* WORK INSTRUCTION *
Copy every line of the data in which the word "Community" occurs.

--- START ---

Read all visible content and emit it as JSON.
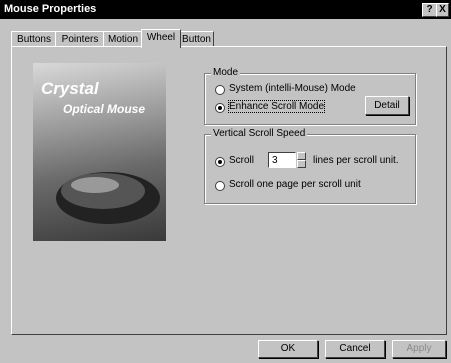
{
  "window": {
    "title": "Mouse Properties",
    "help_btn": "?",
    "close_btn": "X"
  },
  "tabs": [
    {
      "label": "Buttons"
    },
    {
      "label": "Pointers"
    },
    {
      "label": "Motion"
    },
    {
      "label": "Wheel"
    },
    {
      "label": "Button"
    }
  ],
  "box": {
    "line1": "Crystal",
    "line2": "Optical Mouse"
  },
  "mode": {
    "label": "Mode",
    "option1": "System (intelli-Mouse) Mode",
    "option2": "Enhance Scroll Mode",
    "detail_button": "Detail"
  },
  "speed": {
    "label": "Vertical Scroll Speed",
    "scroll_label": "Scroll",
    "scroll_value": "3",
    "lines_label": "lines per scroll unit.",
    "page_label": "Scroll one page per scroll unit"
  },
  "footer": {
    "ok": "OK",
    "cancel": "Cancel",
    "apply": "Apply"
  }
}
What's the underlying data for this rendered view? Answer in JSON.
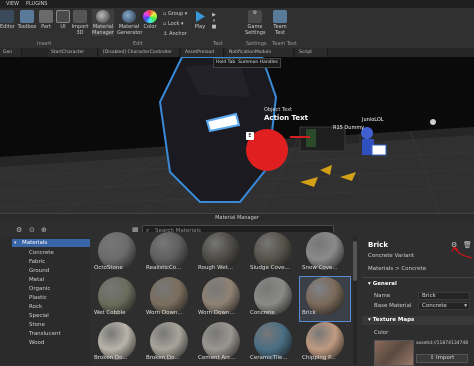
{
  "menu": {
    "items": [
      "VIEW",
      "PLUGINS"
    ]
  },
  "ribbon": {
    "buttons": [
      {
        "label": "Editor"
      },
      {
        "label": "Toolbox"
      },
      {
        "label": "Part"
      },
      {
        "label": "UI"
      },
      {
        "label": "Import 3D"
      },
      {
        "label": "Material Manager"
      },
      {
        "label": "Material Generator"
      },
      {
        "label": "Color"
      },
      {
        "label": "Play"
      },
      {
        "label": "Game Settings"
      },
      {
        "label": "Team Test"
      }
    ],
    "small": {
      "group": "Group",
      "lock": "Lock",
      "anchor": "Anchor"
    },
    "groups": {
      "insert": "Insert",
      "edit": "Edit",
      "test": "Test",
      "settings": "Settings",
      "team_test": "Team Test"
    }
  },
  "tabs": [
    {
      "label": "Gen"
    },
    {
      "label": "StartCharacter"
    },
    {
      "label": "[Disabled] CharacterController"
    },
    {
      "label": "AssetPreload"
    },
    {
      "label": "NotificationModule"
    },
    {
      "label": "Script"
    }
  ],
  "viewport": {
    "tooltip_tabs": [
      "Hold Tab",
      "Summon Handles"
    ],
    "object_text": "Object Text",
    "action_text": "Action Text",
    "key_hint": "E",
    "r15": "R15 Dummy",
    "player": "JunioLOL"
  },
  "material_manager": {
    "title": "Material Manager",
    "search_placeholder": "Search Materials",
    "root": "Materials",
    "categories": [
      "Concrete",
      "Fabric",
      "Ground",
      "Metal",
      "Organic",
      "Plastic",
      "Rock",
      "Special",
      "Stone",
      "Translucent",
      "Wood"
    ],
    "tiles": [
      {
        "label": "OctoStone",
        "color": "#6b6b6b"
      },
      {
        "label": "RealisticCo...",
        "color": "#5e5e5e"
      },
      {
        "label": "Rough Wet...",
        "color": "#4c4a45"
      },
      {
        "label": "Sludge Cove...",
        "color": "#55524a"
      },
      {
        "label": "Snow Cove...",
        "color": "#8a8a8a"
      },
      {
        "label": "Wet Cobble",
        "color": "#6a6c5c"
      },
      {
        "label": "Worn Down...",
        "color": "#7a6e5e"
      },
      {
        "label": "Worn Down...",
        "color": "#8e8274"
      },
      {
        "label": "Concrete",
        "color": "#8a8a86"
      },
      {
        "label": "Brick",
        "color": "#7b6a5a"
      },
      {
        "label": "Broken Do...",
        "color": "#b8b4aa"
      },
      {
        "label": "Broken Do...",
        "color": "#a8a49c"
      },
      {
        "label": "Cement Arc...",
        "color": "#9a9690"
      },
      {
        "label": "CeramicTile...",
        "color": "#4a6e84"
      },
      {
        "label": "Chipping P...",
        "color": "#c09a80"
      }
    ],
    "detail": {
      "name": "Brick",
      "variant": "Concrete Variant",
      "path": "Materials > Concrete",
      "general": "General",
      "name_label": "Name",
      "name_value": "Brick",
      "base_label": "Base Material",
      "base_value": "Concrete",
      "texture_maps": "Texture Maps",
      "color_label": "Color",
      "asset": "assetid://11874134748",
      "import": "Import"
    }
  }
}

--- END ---
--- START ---

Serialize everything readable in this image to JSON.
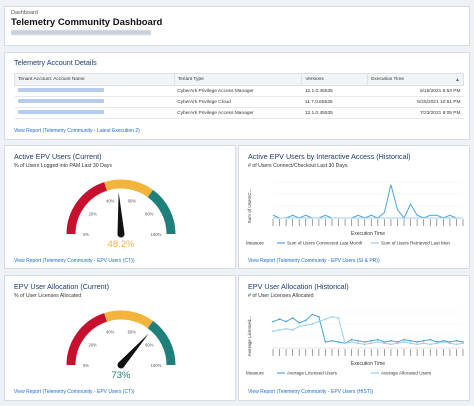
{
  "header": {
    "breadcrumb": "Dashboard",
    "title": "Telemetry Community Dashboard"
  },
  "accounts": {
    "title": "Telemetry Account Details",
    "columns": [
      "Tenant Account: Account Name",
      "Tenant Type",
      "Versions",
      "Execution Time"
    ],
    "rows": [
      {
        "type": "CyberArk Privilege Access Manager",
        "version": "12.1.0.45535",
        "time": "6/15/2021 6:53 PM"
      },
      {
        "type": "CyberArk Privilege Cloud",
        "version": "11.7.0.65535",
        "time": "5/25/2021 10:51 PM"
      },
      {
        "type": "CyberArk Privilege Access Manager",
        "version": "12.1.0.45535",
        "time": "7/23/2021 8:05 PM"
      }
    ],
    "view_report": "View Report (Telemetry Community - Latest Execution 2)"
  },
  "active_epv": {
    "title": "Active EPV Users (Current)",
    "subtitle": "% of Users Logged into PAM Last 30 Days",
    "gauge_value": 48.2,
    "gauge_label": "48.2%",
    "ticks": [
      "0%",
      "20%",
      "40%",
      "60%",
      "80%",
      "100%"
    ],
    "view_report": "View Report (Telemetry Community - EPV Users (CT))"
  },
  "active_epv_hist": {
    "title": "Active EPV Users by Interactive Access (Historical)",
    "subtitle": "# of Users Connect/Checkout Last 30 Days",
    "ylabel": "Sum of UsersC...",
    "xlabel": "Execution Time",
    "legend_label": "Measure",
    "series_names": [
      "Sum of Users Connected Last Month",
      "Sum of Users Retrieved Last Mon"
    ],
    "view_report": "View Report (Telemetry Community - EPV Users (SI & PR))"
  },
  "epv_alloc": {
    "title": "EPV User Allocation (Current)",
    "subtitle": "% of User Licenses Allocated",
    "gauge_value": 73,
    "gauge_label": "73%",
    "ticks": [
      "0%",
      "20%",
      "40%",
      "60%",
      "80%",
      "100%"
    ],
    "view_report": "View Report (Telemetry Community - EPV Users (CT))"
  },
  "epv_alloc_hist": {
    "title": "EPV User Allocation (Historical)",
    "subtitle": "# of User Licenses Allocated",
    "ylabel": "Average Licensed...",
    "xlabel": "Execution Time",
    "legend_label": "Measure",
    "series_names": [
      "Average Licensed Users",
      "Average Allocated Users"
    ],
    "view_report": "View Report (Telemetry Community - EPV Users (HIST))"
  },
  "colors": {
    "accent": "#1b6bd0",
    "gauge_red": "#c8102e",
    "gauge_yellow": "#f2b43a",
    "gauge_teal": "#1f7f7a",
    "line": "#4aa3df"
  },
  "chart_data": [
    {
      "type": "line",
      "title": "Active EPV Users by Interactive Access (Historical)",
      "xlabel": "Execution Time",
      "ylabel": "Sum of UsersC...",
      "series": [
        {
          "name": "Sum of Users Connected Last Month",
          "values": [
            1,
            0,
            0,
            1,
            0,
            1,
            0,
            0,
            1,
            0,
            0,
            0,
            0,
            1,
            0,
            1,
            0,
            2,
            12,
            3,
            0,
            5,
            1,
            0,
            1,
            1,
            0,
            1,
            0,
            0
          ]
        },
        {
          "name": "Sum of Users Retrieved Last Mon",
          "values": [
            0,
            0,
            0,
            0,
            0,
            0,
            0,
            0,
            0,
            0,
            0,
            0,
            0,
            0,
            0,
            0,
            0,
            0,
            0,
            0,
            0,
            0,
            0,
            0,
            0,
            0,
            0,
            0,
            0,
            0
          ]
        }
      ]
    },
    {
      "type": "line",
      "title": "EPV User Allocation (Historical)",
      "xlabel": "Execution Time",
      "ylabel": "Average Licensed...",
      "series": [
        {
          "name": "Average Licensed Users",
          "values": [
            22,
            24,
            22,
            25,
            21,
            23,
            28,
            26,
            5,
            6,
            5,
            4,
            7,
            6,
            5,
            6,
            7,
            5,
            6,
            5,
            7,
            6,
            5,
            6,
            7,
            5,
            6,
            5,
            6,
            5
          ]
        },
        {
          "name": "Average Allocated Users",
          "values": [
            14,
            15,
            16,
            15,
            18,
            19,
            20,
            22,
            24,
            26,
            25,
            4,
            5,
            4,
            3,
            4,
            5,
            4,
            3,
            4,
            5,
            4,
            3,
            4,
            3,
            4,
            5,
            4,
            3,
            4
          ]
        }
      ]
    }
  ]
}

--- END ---

* YOUR SOLUTION *
    "title": "Telemetry Community Dashboard"
    "view_report": "View Report (Telemetry Community - Latest Execution 2)"
    "view_report": "View Report (Telemetry Community - EPV Users (CT))"
    "view_report": "View Report (Telemetry Community - EPV Users (SI & PR))"
    "view_report": "View Report (Telemetry Community - EPV Users (CT))"
    "view_report": "View Report (Telemetry Community - EPV Users (HIST))"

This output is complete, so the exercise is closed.